▼

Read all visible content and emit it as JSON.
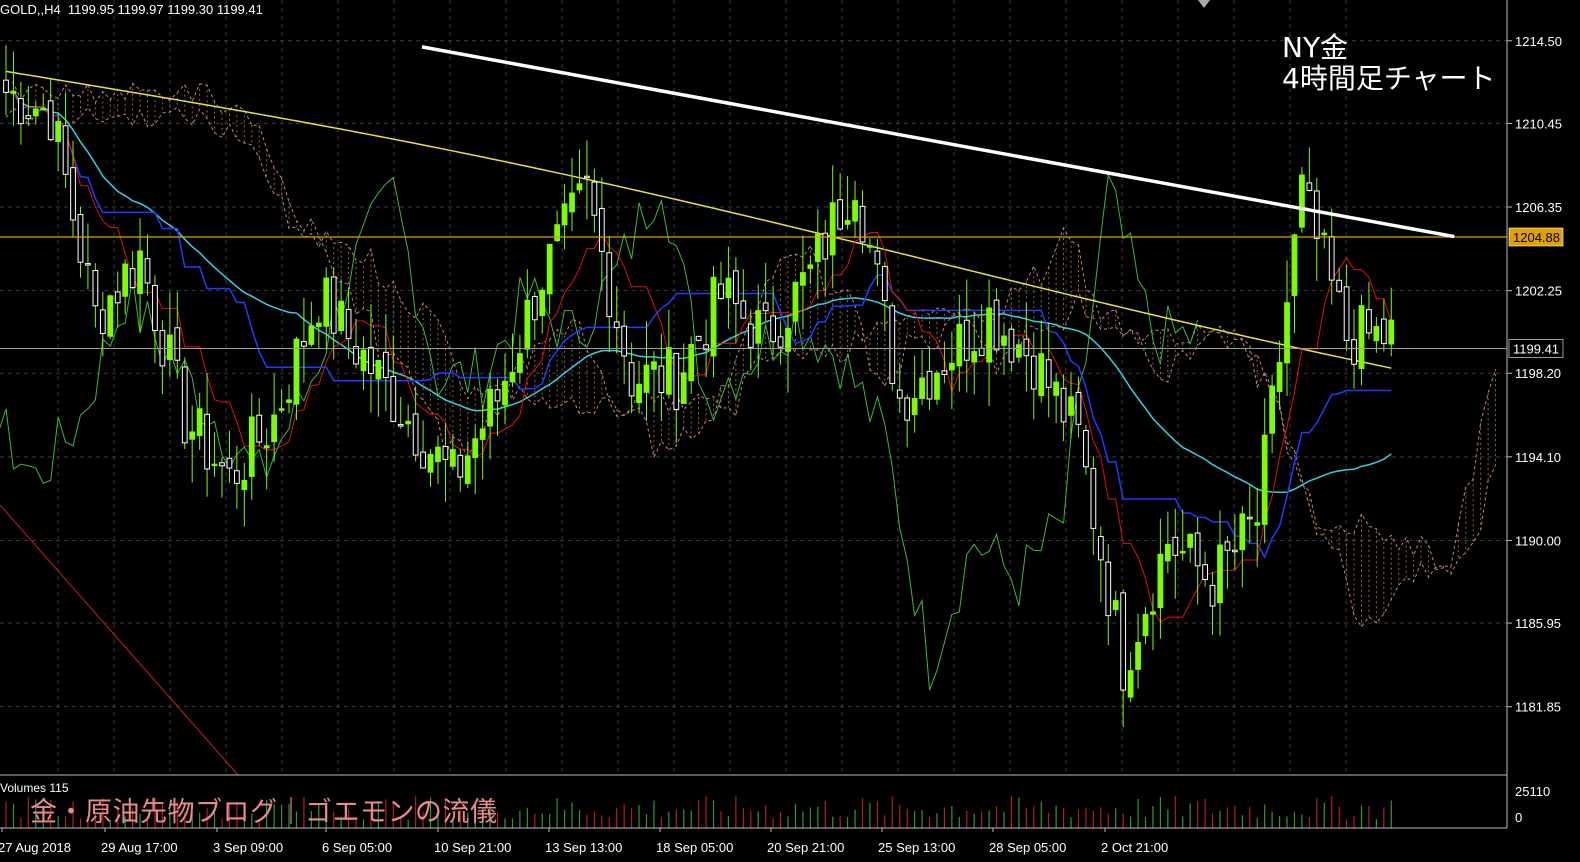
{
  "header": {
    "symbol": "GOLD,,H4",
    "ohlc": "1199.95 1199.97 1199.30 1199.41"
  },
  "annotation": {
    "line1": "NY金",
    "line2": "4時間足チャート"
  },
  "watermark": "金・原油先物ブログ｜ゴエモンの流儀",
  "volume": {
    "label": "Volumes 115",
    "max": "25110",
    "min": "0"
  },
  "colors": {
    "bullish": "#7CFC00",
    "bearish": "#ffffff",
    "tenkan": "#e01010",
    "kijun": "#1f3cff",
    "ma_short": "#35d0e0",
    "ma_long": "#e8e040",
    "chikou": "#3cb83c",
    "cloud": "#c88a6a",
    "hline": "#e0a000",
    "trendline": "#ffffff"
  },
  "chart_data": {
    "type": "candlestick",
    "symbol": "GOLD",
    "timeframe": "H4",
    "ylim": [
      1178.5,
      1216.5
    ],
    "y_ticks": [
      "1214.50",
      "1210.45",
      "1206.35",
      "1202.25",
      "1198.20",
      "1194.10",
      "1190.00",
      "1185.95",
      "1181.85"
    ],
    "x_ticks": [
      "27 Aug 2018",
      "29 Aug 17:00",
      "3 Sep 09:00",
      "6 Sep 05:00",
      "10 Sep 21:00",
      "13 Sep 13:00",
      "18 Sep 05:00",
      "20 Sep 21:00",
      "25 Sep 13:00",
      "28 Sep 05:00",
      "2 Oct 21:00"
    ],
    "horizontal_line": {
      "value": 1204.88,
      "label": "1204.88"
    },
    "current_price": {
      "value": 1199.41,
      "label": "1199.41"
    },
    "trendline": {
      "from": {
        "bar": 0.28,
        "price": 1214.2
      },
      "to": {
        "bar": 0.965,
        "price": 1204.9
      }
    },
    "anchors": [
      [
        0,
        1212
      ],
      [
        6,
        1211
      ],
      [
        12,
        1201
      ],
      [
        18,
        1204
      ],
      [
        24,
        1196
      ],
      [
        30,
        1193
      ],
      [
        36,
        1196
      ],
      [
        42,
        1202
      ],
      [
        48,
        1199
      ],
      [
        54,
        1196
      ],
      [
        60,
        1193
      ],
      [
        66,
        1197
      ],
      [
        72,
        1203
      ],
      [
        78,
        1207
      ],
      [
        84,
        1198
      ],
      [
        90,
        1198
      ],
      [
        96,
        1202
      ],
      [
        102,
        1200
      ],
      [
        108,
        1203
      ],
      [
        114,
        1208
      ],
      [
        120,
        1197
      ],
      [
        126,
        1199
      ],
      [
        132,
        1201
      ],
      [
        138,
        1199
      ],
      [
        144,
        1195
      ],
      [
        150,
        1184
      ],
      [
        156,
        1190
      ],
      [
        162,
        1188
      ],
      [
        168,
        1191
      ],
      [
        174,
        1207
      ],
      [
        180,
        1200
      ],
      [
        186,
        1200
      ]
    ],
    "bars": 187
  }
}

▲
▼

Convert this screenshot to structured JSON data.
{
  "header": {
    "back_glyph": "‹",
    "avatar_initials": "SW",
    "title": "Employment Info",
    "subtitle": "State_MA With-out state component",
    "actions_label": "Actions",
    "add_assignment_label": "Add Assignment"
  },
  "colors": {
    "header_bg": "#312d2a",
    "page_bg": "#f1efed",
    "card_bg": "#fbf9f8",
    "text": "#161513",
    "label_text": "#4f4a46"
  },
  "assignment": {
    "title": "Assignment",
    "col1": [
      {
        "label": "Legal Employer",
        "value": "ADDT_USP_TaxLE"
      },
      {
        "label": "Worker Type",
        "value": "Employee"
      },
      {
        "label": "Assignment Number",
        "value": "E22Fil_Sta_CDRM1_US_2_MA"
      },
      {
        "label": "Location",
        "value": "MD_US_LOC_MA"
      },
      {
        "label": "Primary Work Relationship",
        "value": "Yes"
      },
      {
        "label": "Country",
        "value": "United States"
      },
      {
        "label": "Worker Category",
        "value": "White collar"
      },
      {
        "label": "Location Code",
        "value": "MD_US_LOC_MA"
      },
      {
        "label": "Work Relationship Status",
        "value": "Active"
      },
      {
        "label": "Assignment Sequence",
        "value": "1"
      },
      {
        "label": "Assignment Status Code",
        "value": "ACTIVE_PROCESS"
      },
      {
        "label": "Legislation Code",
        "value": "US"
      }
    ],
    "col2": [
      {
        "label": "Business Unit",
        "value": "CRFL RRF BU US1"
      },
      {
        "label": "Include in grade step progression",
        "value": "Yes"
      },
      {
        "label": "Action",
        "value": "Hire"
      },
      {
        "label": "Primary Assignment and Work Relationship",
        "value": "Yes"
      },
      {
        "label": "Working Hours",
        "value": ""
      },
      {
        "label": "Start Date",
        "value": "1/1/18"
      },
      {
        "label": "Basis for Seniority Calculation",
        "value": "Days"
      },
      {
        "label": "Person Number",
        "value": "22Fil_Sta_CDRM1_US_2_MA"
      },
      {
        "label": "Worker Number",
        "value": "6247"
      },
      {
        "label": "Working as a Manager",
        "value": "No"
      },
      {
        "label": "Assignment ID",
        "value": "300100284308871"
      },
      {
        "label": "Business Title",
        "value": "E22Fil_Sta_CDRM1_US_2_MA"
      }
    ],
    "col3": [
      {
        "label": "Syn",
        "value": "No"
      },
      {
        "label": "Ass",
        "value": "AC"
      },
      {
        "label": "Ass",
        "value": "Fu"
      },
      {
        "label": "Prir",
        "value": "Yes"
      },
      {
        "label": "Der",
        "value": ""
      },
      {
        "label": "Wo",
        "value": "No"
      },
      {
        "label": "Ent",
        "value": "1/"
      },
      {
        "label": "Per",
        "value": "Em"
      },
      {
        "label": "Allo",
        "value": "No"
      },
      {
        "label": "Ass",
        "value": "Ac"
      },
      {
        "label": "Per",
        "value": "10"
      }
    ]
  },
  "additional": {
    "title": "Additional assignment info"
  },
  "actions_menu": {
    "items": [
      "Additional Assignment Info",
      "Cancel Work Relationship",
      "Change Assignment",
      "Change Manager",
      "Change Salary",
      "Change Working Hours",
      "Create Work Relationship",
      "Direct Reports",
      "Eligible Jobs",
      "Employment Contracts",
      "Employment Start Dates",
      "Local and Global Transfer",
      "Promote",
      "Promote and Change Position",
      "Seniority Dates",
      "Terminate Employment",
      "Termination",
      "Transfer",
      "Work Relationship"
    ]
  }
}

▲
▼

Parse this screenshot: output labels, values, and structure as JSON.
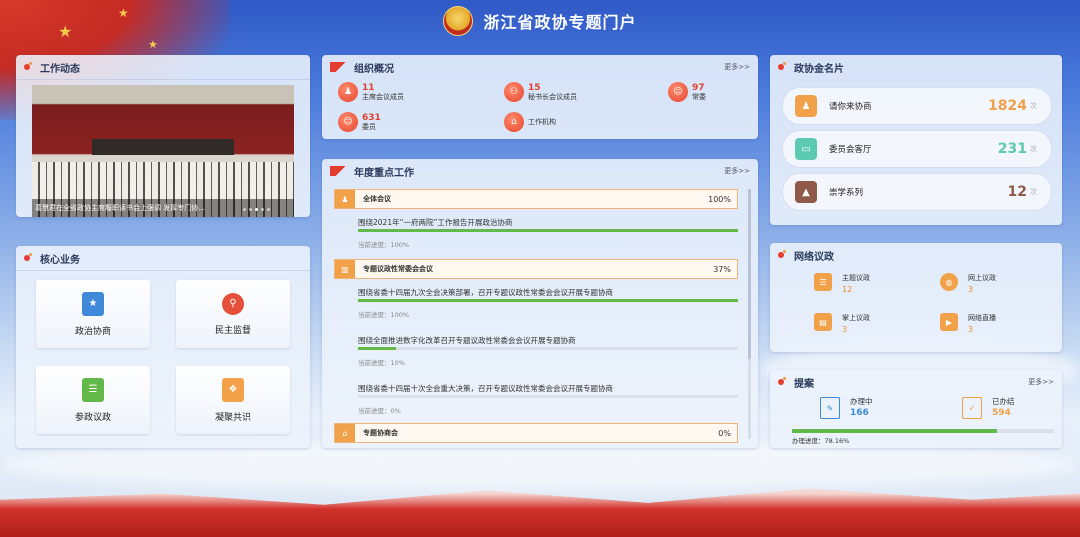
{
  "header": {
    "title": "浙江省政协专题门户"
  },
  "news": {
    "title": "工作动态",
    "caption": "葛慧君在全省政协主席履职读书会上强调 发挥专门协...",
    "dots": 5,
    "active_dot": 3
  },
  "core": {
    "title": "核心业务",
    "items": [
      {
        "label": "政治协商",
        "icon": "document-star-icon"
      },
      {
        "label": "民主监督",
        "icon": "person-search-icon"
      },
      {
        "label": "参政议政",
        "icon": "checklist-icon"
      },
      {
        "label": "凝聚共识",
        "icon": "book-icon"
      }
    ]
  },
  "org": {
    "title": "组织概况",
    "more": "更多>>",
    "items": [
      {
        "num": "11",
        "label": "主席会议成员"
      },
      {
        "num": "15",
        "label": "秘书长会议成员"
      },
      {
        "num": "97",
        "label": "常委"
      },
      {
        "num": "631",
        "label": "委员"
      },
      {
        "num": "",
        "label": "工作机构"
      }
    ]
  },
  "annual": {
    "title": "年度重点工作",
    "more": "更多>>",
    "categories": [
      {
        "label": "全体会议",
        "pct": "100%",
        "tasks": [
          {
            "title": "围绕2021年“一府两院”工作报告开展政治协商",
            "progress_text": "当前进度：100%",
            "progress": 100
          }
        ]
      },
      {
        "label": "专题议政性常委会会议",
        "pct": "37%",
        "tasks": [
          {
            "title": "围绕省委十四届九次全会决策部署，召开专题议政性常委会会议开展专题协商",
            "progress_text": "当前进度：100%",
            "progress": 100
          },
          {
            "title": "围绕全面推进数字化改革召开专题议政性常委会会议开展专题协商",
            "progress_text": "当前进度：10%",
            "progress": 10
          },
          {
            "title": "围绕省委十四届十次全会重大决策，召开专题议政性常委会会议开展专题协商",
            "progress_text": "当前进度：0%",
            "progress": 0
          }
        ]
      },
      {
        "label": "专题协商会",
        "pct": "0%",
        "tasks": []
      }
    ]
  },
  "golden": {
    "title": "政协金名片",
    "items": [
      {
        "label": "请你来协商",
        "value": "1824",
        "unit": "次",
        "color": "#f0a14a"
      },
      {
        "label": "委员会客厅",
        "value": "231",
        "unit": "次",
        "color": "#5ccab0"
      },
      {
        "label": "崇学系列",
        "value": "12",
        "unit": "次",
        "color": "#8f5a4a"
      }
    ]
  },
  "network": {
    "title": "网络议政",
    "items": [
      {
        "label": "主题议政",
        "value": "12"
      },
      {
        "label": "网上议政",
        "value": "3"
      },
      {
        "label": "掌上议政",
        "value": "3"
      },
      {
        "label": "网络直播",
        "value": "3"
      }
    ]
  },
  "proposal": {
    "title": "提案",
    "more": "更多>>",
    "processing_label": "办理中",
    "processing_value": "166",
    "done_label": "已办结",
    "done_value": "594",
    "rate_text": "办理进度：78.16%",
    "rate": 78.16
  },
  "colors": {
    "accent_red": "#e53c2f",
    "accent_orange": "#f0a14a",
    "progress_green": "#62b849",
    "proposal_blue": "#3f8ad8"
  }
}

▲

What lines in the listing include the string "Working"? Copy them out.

— ANSWER SECTION —
        "label": "Working Hours",
        "label": "Working as a Manager",
      "Change Working Hours",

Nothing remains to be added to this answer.